Investing.com– Oil prices fell in Asian trade on Monday as investors locked in some profits after stellar gains over the prior week, with focus now turning to any more developments in the Israel-Hamas war and cues from key industry reports.
Trading volumes were slim on account of market holidays across most of Asia, for the Chinese New Year.
expiring in April fell 0.5% to $81.78 a barrel, while fell 0.6% to $76.35 a barrel by 20:20 ET (01:20 GMT). Both contracts surged about 5% to 6% in the past week.
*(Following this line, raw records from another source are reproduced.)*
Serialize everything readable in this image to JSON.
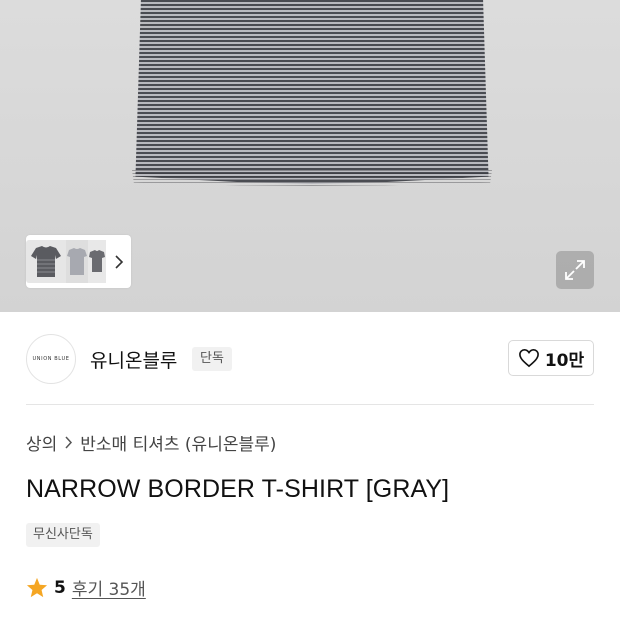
{
  "brand": {
    "logo_text": "UNION BLUE",
    "name": "유니온블루",
    "badge": "단독",
    "likes": "10만"
  },
  "breadcrumb": {
    "category": "상의",
    "subcategory": "반소매 티셔츠 (유니온블루)"
  },
  "product": {
    "title": "NARROW BORDER T-SHIRT [GRAY]",
    "exclusive_badge": "무신사단독"
  },
  "rating": {
    "score": "5",
    "reviews": "후기 35개"
  },
  "icons": {
    "thumb_next": "chevron-right-icon",
    "expand": "expand-icon",
    "like": "heart-icon",
    "breadcrumb_sep": "chevron-right-icon",
    "star": "star-icon"
  },
  "colors": {
    "star": "#f5a623",
    "shirt_dark": "#4a4c52",
    "shirt_light": "#b9babf"
  }
}
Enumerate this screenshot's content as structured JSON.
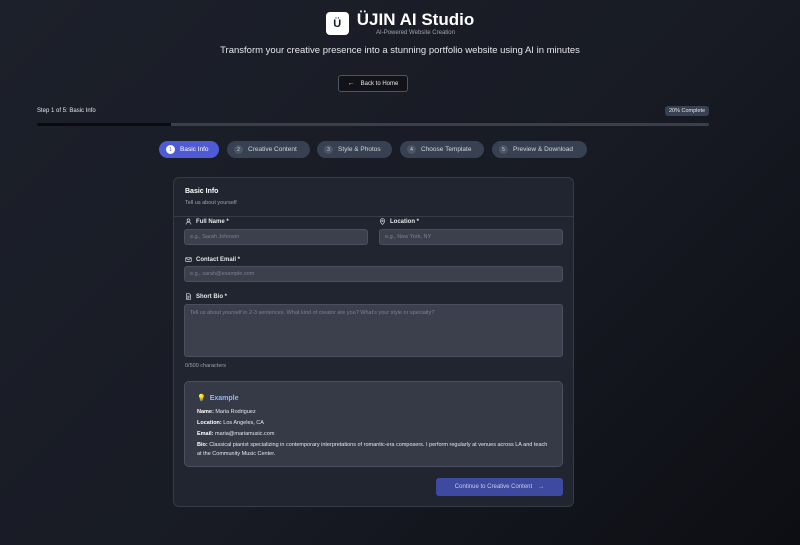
{
  "header": {
    "logo_glyph": "Ü",
    "title": "ÜJIN AI Studio",
    "subtitle": "AI-Powered Website Creation",
    "tagline": "Transform your creative presence into a stunning portfolio website using AI in minutes",
    "back_label": "Back to Home",
    "back_icon": "arrow-left-icon"
  },
  "progress": {
    "step_label": "Step 1 of 5: Basic Info",
    "percent_label": "20% Complete",
    "fill_fraction": 0.2
  },
  "steps": [
    {
      "num": "1",
      "label": "Basic Info",
      "active": true
    },
    {
      "num": "2",
      "label": "Creative Content",
      "active": false
    },
    {
      "num": "3",
      "label": "Style & Photos",
      "active": false
    },
    {
      "num": "4",
      "label": "Choose Template",
      "active": false
    },
    {
      "num": "5",
      "label": "Preview & Download",
      "active": false
    }
  ],
  "form": {
    "title": "Basic Info",
    "subtitle": "Tell us about yourself",
    "full_name": {
      "label": "Full Name *",
      "placeholder": "e.g., Sarah Johnson",
      "value": "",
      "icon": "user-icon"
    },
    "location": {
      "label": "Location *",
      "placeholder": "e.g., New York, NY",
      "value": "",
      "icon": "map-pin-icon"
    },
    "email": {
      "label": "Contact Email *",
      "placeholder": "e.g., sarah@example.com",
      "value": "",
      "icon": "mail-icon"
    },
    "bio": {
      "label": "Short Bio *",
      "placeholder": "Tell us about yourself in 2-3 sentences. What kind of creator are you? What's your style or specialty?",
      "value": "",
      "icon": "document-icon"
    },
    "char_count": "0/500 characters"
  },
  "example": {
    "icon": "lightbulb-icon",
    "title": "Example",
    "name_label": "Name:",
    "name_value": "Maria Rodriguez",
    "location_label": "Location:",
    "location_value": "Los Angeles, CA",
    "email_label": "Email:",
    "email_value": "maria@mariamusic.com",
    "bio_label": "Bio:",
    "bio_value": "Classical pianist specializing in contemporary interpretations of romantic-era composers. I perform regularly at venues across LA and teach at the Community Music Center."
  },
  "continue_label": "Continue to Creative Content",
  "colors": {
    "accent": "#4f5bd5",
    "continue_button": "#3e4aa0",
    "example_title": "#93b4f7"
  }
}
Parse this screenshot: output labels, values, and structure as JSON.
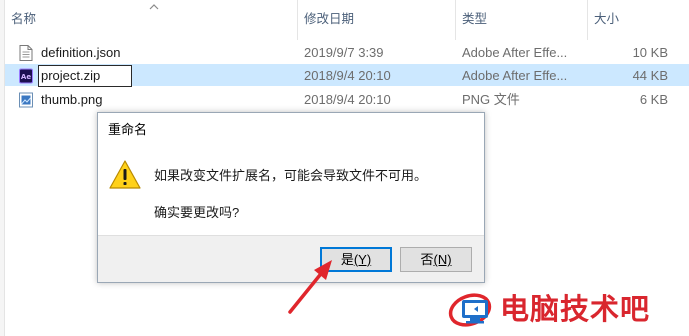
{
  "columns": {
    "name": "名称",
    "date": "修改日期",
    "type": "类型",
    "size": "大小"
  },
  "files": [
    {
      "name": "definition.json",
      "date": "2019/9/7 3:39",
      "type": "Adobe After Effe...",
      "size": "10 KB",
      "icon": "json-file-icon"
    },
    {
      "name": "project.zip",
      "date": "2018/9/4 20:10",
      "type": "Adobe After Effe...",
      "size": "44 KB",
      "icon": "after-effects-file-icon"
    },
    {
      "name": "thumb.png",
      "date": "2018/9/4 20:10",
      "type": "PNG 文件",
      "size": "6 KB",
      "icon": "png-file-icon"
    }
  ],
  "dialog": {
    "title": "重命名",
    "message": "如果改变文件扩展名，可能会导致文件不可用。",
    "question": "确实要更改吗?",
    "yes_label": "是",
    "yes_accel": "(Y)",
    "no_label": "否",
    "no_accel": "(N)",
    "icon": "warning-icon"
  },
  "watermark": {
    "text": "电脑技术吧",
    "color": "#d9262e"
  },
  "colors": {
    "selection": "#cce8ff",
    "header_text": "#4c607a",
    "default_button_border": "#0078d7",
    "arrow": "#e0262c"
  }
}
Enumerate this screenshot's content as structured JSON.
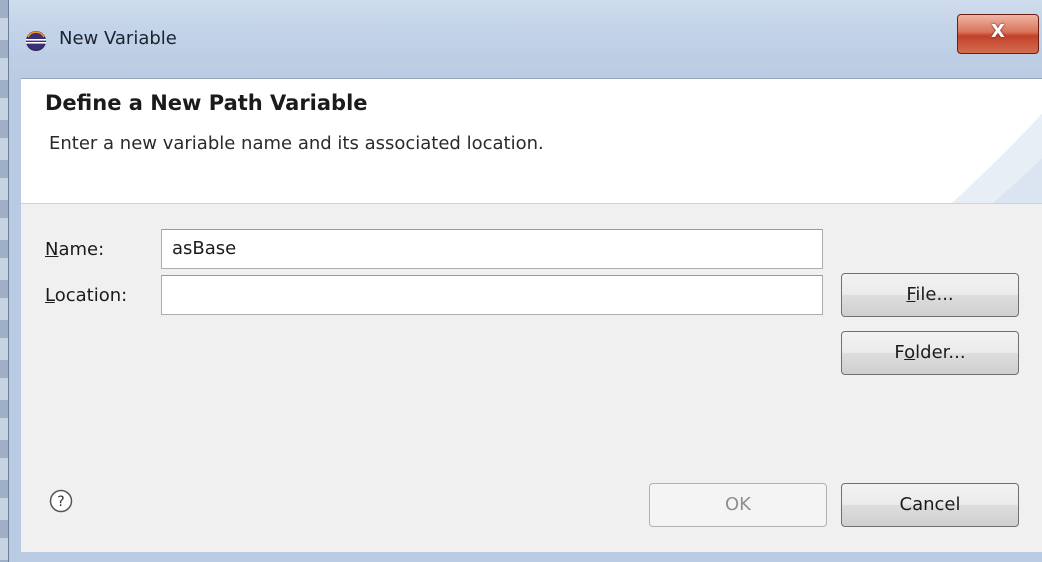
{
  "window": {
    "title": "New Variable",
    "close_label": "X"
  },
  "header": {
    "title": "Define a New Path Variable",
    "description": "Enter a new variable name and its associated location."
  },
  "form": {
    "name": {
      "label_pre": "",
      "label_mnemonic": "N",
      "label_post": "ame:",
      "value": "asBase"
    },
    "location": {
      "label_pre": "",
      "label_mnemonic": "L",
      "label_post": "ocation:",
      "value": ""
    }
  },
  "buttons": {
    "file": {
      "pre": "",
      "mnemonic": "F",
      "post": "ile..."
    },
    "folder": {
      "pre": "F",
      "mnemonic": "o",
      "post": "lder..."
    },
    "ok": "OK",
    "cancel": "Cancel"
  },
  "icons": {
    "app": "eclipse-icon",
    "help": "help-icon"
  },
  "colors": {
    "close_button": "#c2412a",
    "title_bar": "#c3d3e8",
    "dialog_background": "#f0f0f0"
  },
  "state": {
    "ok_enabled": false
  }
}
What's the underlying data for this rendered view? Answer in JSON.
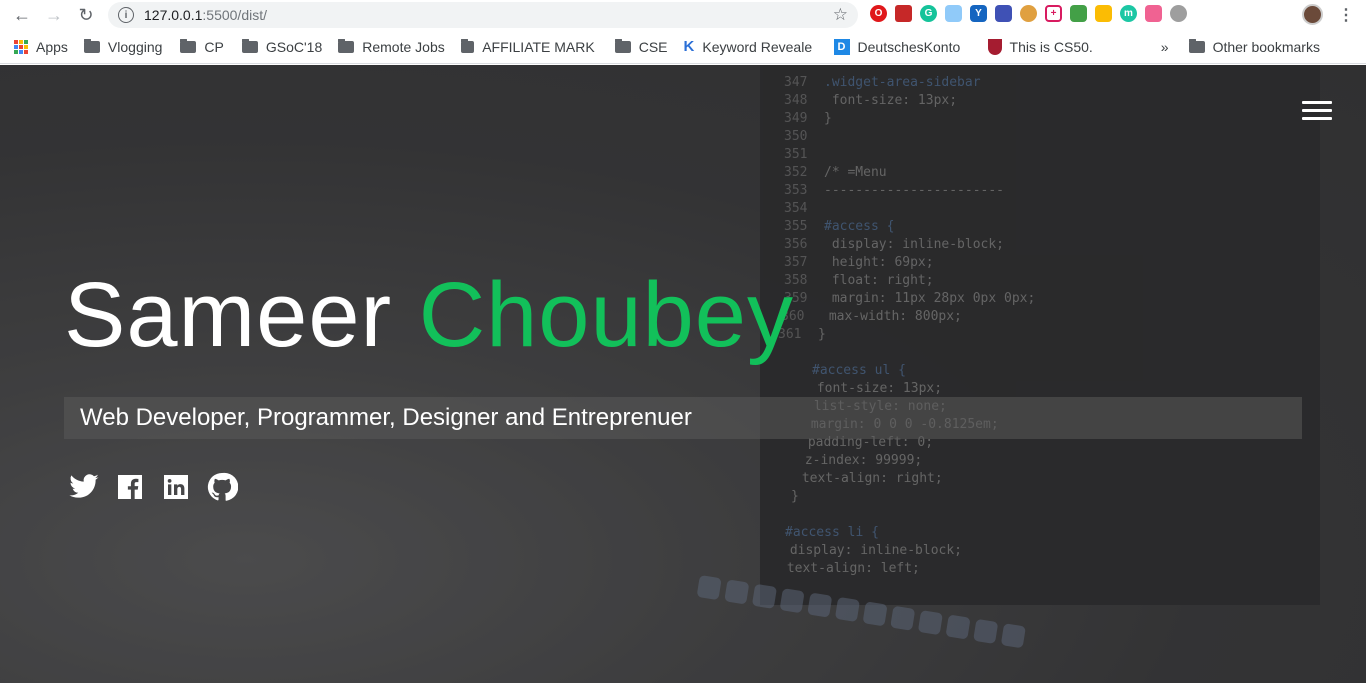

Oil prices rose sharply after Israel rejected a ceasefire proposal from Hamas and continued with its deadly air strikes on the Gaza Strip. The move pointed to little de-escalation in the conflict, and saw traders begin pricing in a greater risk premium from the war.
The Israel-Hamas war has been a key point of support for oil in recent months, especially as traders began pricing in the possibility of increased disruptions in global oil supplies by the conflict.
Attacks by the Iran-aligned Houthi group in the Red Sea also spurred disruptions in shipping activity. Markets were now waiting for any more cues from the region.
Concerns over the Middle East saw oil prices largely rise past a recovery in U.S. production, which rose to record highs in February after cold weather-related disruptions in production.
But U.S. fuel supplies were tightened by several refiners remaining shut for maintenance. had shot up nearly 9% in the prior week, although whether the trend would persist remained in doubt, given that U.S. fuel demand was also seen weakening in cold weather.
OPEC, IEA reports; US inflation on tap this week
The Organization of Petroleum Exporting Countries is set to release its on Tuesday, while the International Energy Agency will release its on Thursday.
Markets were somewhat uncertain over whether the two will maintain their oil demand forecasts for 2024 and 2025, given that demand is likely to see some pressure from U.S. interest rates remaining higher for longer in 2024.
More cues on U.S. interest rates are also due from key inflation figures due on Tuesday. U.S. inflation is expected to have remained sticky in January- a scenario that gives the Federal Reserve more impetus to keep rates higher for longer.